* Required action: The word "cursor" occurs in some lines of the data. Return each such line.

(Beginning of Data excerpts)

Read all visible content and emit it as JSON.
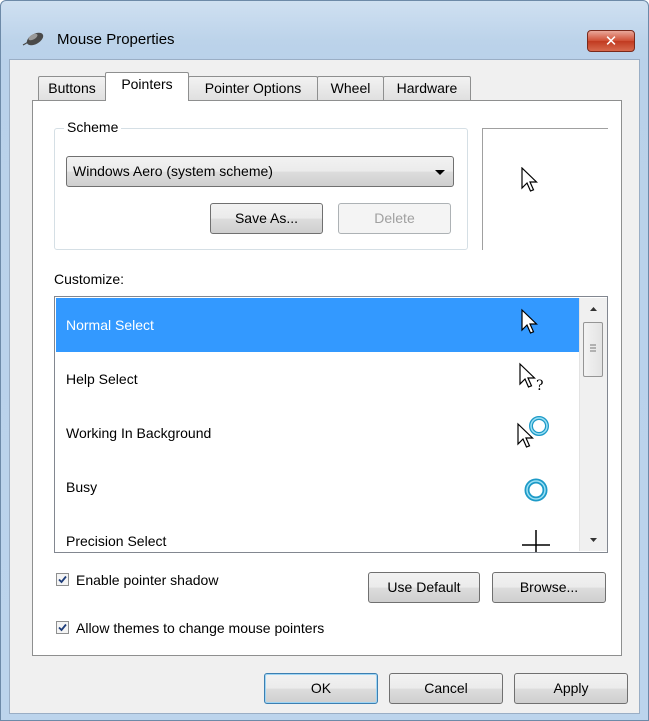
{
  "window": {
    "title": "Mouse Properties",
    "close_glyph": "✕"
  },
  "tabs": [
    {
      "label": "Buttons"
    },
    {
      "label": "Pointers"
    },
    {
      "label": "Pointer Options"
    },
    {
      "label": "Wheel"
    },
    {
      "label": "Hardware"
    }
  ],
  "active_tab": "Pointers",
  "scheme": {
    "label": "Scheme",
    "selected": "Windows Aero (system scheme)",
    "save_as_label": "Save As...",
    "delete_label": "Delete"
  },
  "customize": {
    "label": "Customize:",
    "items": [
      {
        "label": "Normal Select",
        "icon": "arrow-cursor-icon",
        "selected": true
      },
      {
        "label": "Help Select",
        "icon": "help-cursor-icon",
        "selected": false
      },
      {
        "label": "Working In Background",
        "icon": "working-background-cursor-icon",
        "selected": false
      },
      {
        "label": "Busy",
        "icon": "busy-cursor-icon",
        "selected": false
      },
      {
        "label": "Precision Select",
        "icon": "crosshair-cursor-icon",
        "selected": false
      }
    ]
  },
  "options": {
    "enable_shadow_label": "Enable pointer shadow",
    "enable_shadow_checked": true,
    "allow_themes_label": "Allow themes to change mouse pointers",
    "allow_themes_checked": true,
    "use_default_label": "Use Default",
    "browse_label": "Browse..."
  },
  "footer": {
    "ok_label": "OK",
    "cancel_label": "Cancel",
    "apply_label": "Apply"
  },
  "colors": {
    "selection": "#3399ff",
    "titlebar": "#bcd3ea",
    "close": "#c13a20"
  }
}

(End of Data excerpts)
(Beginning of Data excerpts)

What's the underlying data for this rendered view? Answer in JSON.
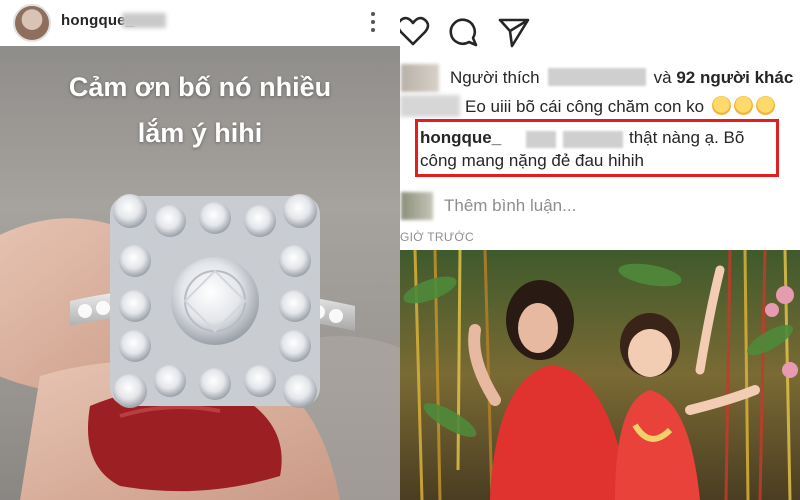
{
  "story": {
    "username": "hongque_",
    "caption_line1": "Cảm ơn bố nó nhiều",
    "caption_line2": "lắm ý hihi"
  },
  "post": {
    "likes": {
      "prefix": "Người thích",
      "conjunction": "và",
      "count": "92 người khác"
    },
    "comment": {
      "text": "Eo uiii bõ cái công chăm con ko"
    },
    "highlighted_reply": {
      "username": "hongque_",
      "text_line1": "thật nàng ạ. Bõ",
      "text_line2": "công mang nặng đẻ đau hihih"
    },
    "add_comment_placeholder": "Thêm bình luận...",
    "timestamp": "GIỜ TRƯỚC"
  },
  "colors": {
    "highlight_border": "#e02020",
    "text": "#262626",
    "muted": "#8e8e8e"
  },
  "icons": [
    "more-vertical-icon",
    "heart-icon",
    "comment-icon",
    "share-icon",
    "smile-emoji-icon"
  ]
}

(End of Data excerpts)

* Result of the task:
        "icon": "arrow-cursor-icon",
        "icon": "help-cursor-icon",
        "icon": "working-background-cursor-icon",
        "icon": "busy-cursor-icon",
        "icon": "crosshair-cursor-icon",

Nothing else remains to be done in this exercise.